Peter Jackson's 'Hobbit' Trilogy Will Conclude July 18, 2014; Second Film Gets New Title

Peter Jackson's newly announced third film in his trilogy of films adapting The Hobbit will be released July 18, 2014 and it'll be called The Hobbit: There And Back Again. That was originally the title of the second film, but that's now been re-titled The Hobbit: The Desolation of Smaug. The first film is still called The Hobbit: An Unexpected Journey.

When the third film was announced, we knew it would be the first of the six films based on the J.R.R. Tolkien series to be released in the Summer and now it will officially take the slot that did so well for The Dark Knight and The Dark Knight Rises. Read more after the jump.

The news came from Variety and The Hollywood Reporter.

Warner Bros. domain registrations suggested that either suggest The Hobbit: The Desolation of Smaug and The Hobbit: Riddles in the Dark would be a title and now that's proven to be correct. And the shifting of titles makes a ton of sense, now that you think about it. What this also reveals is the depth with which Jackson is going with these films. If the second film delves in deep enough to tell of "The Desolation of Smaug," the dragon guarding the treasure Bilbo and the Dwarves are after, we're in for a pretty epic story. (And that the third film will be more akin to that rumored "bridge film" we'd heard so much about.)

So let's recap.

The Hobbit: An Unexpected Journey will be released December 14 in 2D, 3D, IMAX and 3D 48 frames per second.The Hobbit: The Desolation of Smaug will be released on December 13, 2013 in 2D, 3D, IMAX and 3D 48 frames per second.

And The Hobbit: There And Back Again will be released July 18, 2014 in the same formats. I love that there won't be a huge wait between the second and third film.

The head of international distribution at Warner Bros., Veronika Kwan Vandernberg, said the following:

'The Hobbit: There and Back Again' will be an action spectacle and an emotional conclusion for this already much-anticipated trilogy. Opening in the summer will maximize playability for what promises to be an event film for fans the world over.
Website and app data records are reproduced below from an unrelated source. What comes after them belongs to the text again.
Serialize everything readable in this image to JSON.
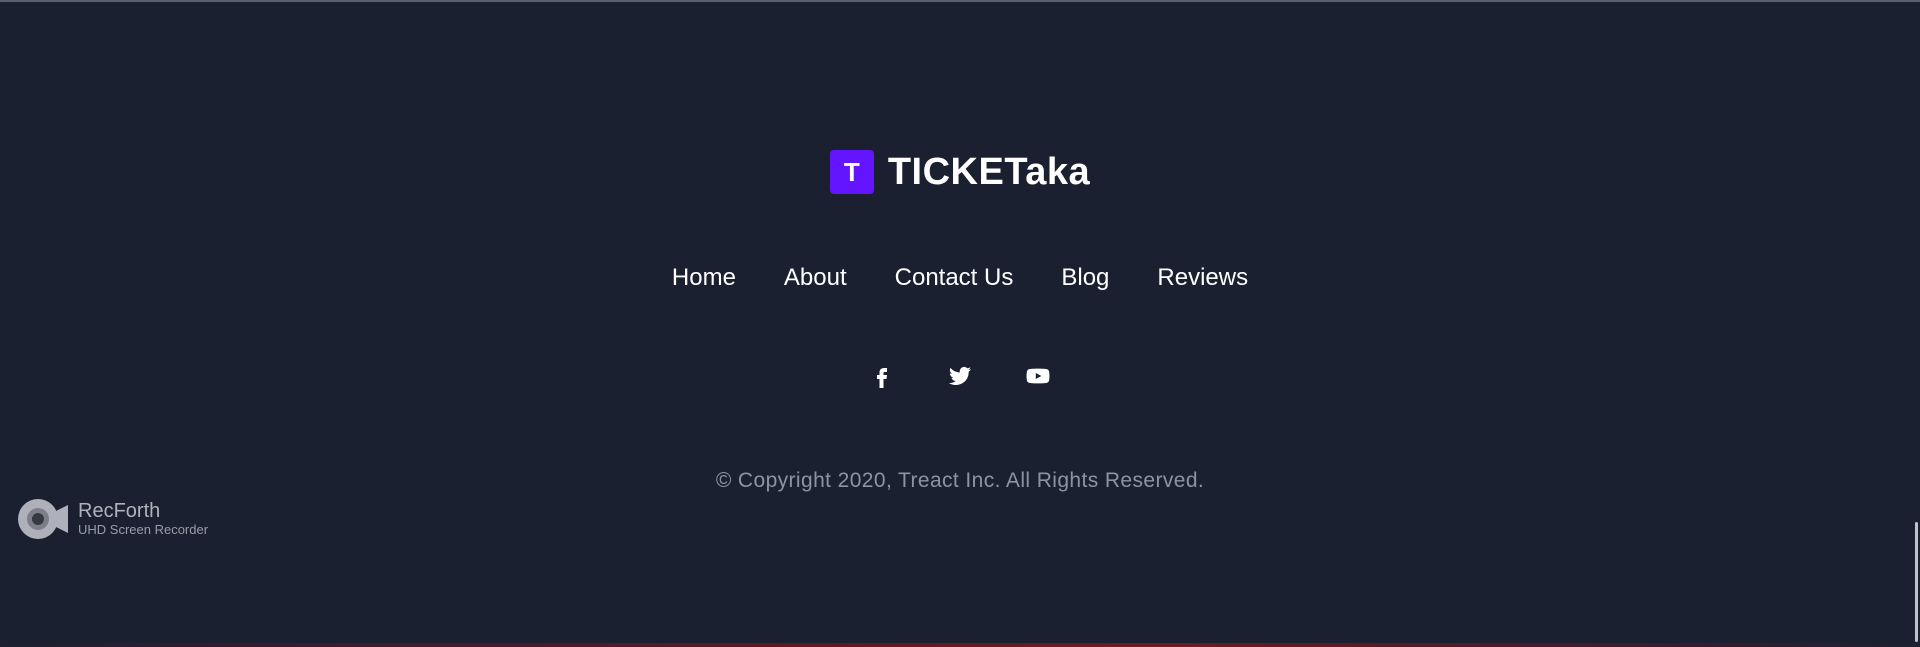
{
  "brand": {
    "mark_letter": "T",
    "name": "TICKETaka",
    "mark_color": "#6415ff"
  },
  "nav": {
    "items": [
      {
        "label": "Home"
      },
      {
        "label": "About"
      },
      {
        "label": "Contact Us"
      },
      {
        "label": "Blog"
      },
      {
        "label": "Reviews"
      }
    ]
  },
  "social": {
    "icons": [
      "facebook-icon",
      "twitter-icon",
      "youtube-icon"
    ]
  },
  "copyright": "© Copyright 2020, Treact Inc. All Rights Reserved.",
  "watermark": {
    "title": "RecForth",
    "subtitle": "UHD Screen Recorder"
  },
  "colors": {
    "background": "#1b2031",
    "text": "#ffffff",
    "muted_text": "#8e93a3",
    "accent": "#6415ff"
  }
}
How do you like the titles? Do you think it'll be weird seeing a Tolkien movie in the late summer?